By the time the Specials met in early 1981 to record Ghost Town, the band was in its death throes.  "Everybody was stood in different parts of this huge room with their equipment, no one talking," bassist Horace Panter remembers. "Jerry stormed out a couple of times virtually in tears and I went after him, 'Calm down, calm down.'" It was hell to be around." 

"People weren't cooperating," says Dammers. "Ghost Town wasn't a free-for-all jam session. Every little bit was worked out and composed, all the different parts, I'd been working on it for at least a year, trying out every conceivable chord. It was a combination of the first album and the second album, the complete history of the band gelled in one song. I can remember walking out of a rehearsal in total despair because Neville would not try the ideas. You know the brass bit is kind of jazzy, it has a dischord? I remember Lynval rushing into the control room while they were doing it going, 'No, no, no, it sounds wrong! Wrong! Wrong!' In the meantime, Roddy's trying to kick a hole through the wall from the control room to the studio room. It was only a little studio in Leamington and the engineer was going, 'If that doesn't stop, you're going to have to leave!' I was saying, 'No! No! This is the greatest record that's ever been made in the history of anything! You can't stop now!'" The song was the end of the road for the band as Terry Hall, Lynval Golding and Neville Staple quit the band following what should have been their crowning achievement on Top Of The Pops.

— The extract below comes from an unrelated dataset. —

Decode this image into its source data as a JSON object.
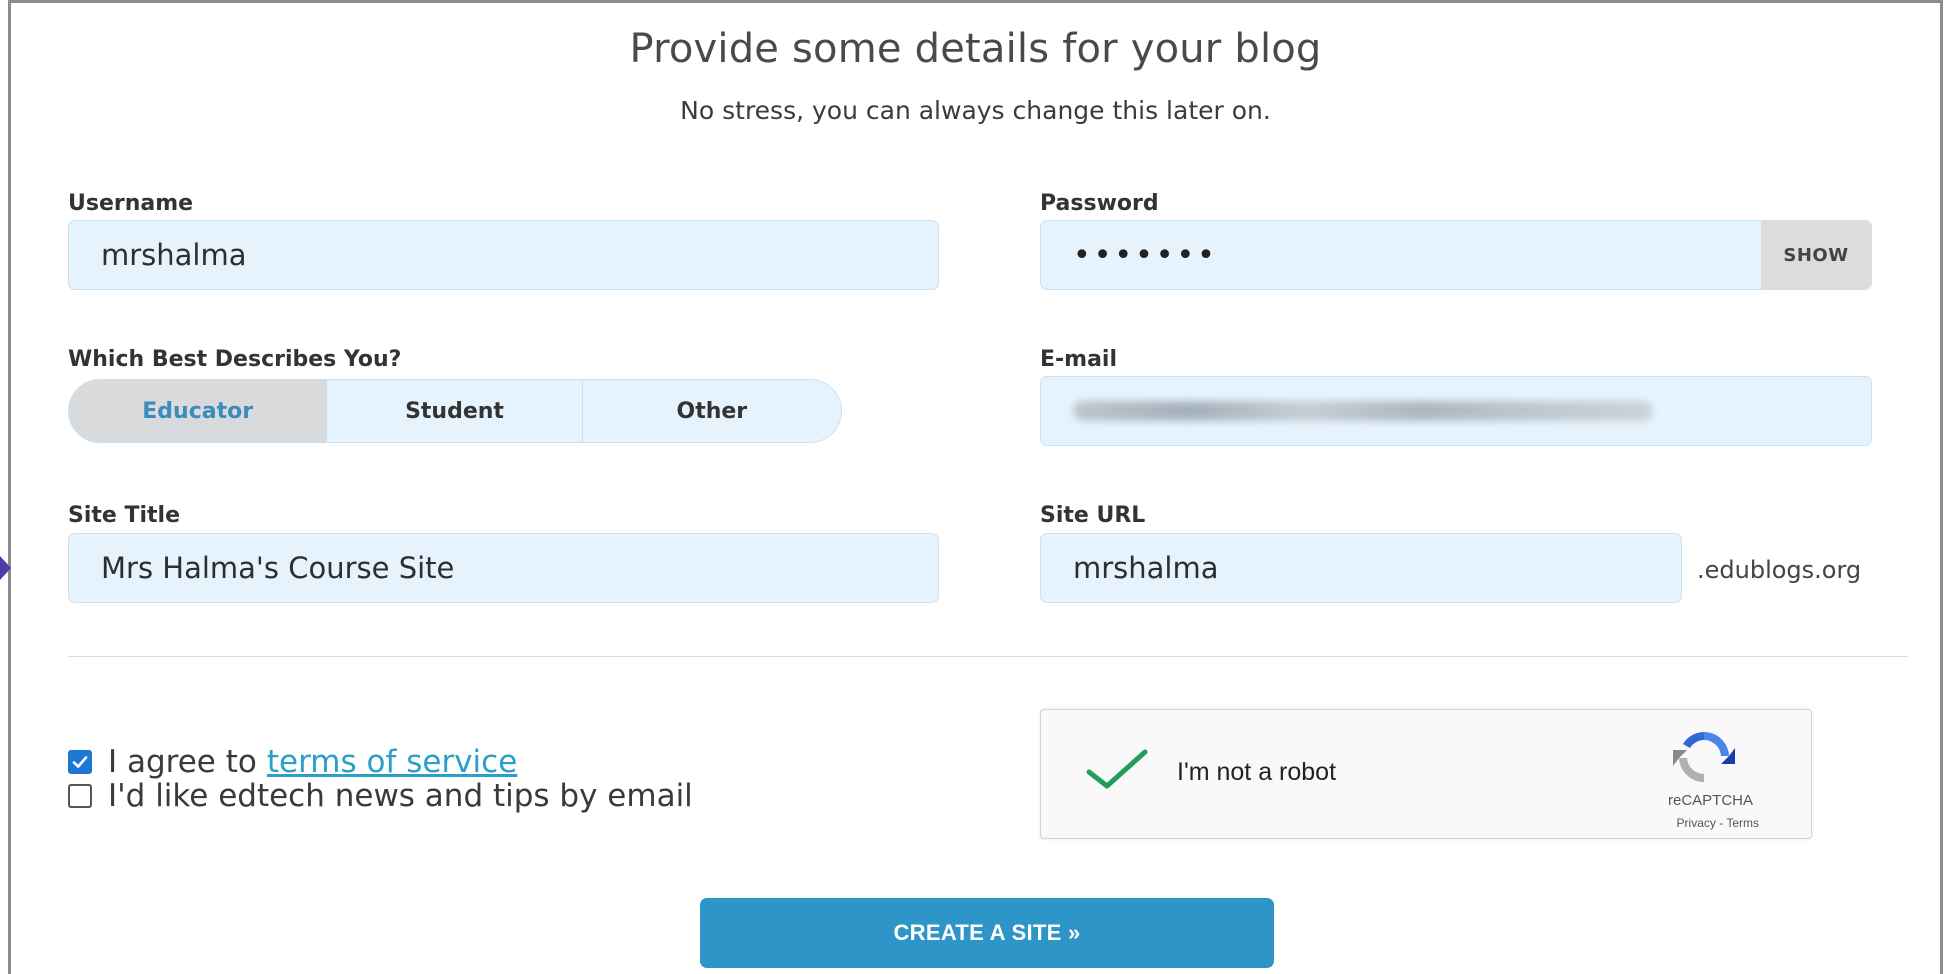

To mark the occasion, The Independent newspaper in the U.K. published a story yesterday that includes interviews with a who's who of band members, musicians, politicians and writers to help put the song into context. Here is a smattering of a few quotes including band members Dammers, Panter and John Rivers, the recording engineer for the 'Ghost Town' session:

Jerry Dammers: Former Specials keyboardist and writer of 'Ghost Town':

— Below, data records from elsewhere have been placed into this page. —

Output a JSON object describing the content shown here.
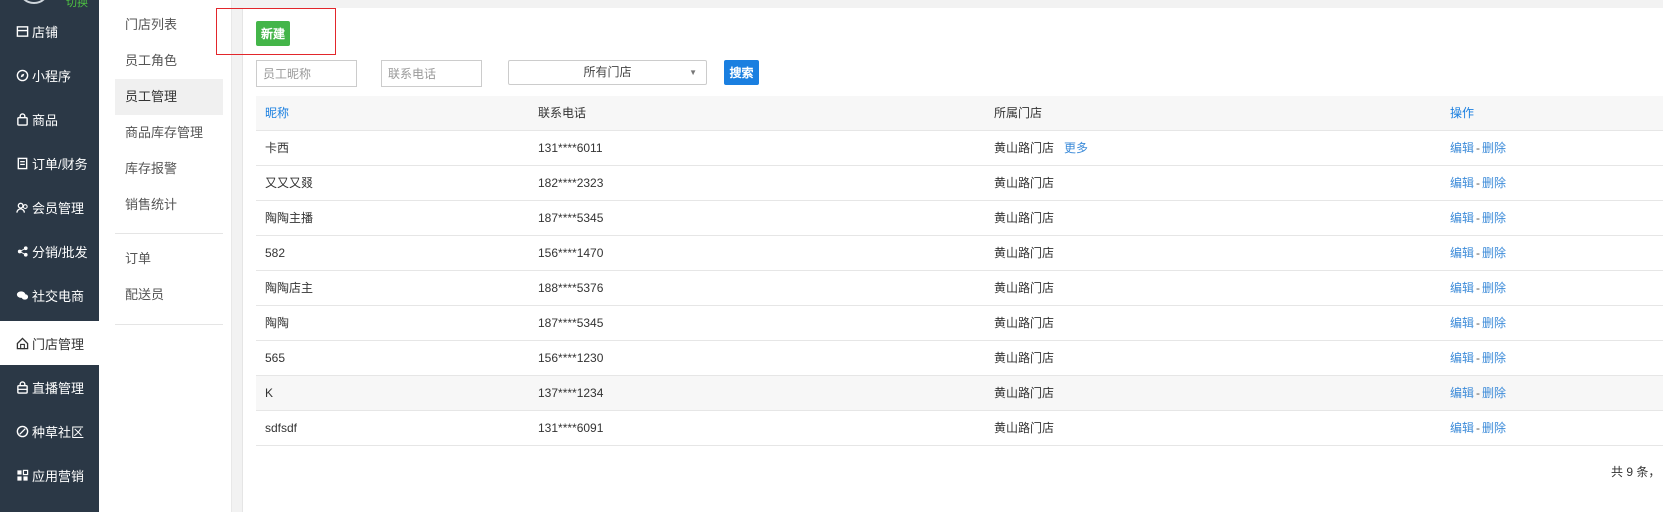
{
  "sidebar": {
    "top_text": "切换",
    "items": [
      {
        "label": "店铺",
        "icon": "store-icon"
      },
      {
        "label": "小程序",
        "icon": "compass-icon"
      },
      {
        "label": "商品",
        "icon": "bag-icon"
      },
      {
        "label": "订单/财务",
        "icon": "document-icon"
      },
      {
        "label": "会员管理",
        "icon": "users-icon"
      },
      {
        "label": "分销/批发",
        "icon": "share-icon"
      },
      {
        "label": "社交电商",
        "icon": "chat-icon"
      },
      {
        "label": "门店管理",
        "icon": "home-icon"
      },
      {
        "label": "直播管理",
        "icon": "lock-bag-icon"
      },
      {
        "label": "种草社区",
        "icon": "leaf-icon"
      },
      {
        "label": "应用营销",
        "icon": "apps-icon"
      }
    ],
    "active_index": 7
  },
  "submenu": {
    "items": [
      "门店列表",
      "员工角色",
      "员工管理",
      "商品库存管理",
      "库存报警",
      "销售统计"
    ],
    "items2": [
      "订单",
      "配送员"
    ],
    "active_index": 2
  },
  "toolbar": {
    "new_label": "新建",
    "nickname_placeholder": "员工昵称",
    "phone_placeholder": "联系电话",
    "store_select": "所有门店",
    "search_label": "搜索"
  },
  "table": {
    "headers": [
      "昵称",
      "联系电话",
      "所属门店",
      "操作"
    ],
    "rows": [
      {
        "name": "卡西",
        "phone": "131****6011",
        "store": "黄山路门店",
        "more": "更多"
      },
      {
        "name": "又又又叕",
        "phone": "182****2323",
        "store": "黄山路门店"
      },
      {
        "name": "陶陶主播",
        "phone": "187****5345",
        "store": "黄山路门店"
      },
      {
        "name": "582",
        "phone": "156****1470",
        "store": "黄山路门店"
      },
      {
        "name": "陶陶店主",
        "phone": "188****5376",
        "store": "黄山路门店"
      },
      {
        "name": "陶陶",
        "phone": "187****5345",
        "store": "黄山路门店"
      },
      {
        "name": "565",
        "phone": "156****1230",
        "store": "黄山路门店"
      },
      {
        "name": "K",
        "phone": "137****1234",
        "store": "黄山路门店"
      },
      {
        "name": "sdfsdf",
        "phone": "131****6091",
        "store": "黄山路门店"
      }
    ],
    "edit_label": "编辑",
    "separator": "-",
    "delete_label": "删除"
  },
  "pagination": {
    "total_text": "共 9 条，"
  },
  "colors": {
    "sidebar_bg": "#2b3846",
    "new_button": "#44b549",
    "search_button": "#1a7fe0",
    "link": "#3c8bd9",
    "highlight": "#e2262b"
  }
}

"There was a riot in Brixton about a year before the record came out. I was writing the song partly about that. Also, Britain was falling apart. The car industry was closing down in Coventry. We were touring, so we saw a lot of it. Liverpool and Glasgow were particularly bad. The overall sense I wanted to convey was impending doom. There were weird, diminished chords: certain members of the band resented the song and wanted the simple chords they were used to playing on the first album. It's hard to explain how powerful it sounded. We had almost been written off and then 'Ghost Town' came out of the blue."
Horace Panter: Bass player in the Specials:
"It was a reggae tune, but it had this kind of Middle Eastern melody on top of it. When it was released, Melody Maker thought it was great, but NME and Sounds thought it was not as good. It wasn't an instant hit – it was quite dark.
I'm thrilled that it was recorded in the small basement of a row of terrace houses in Leamington. It was around the time bands were going to Montserrat to record albums in 96-track studios. The Specials went to a little town in the Midlands and recorded on eight-track. The week after the song was released, there were riots and civil disobedience all over the country. It was a strange moment."
John Rivers: Recording engineer of 'Ghost Town':
"The recording of the three songs of the EP took about 10 days. I remember the producer, John Collins, making only one suggestion throughout the session, but he did do the mix, which is great. I had all the misery – there were problems with people being 'incapable'. I remember vividly that crazy vocal bit in the middle – when Jerry started humming that at us we thought he'd gone lunatic. But he was a determined man, and he was right. It's genius. And the flute part was recorded in the hall of my house. Horace [Panter], Brad [John Bradbury] and Lynval [Golding] were the greatest rhythm section I've worked with."
Below is the 'Ghost Town' video, a manic joyride in a Vauxhall Crest through post-apocalyptically empty London streets as well as the band's swan song performance on Top Of The Pops.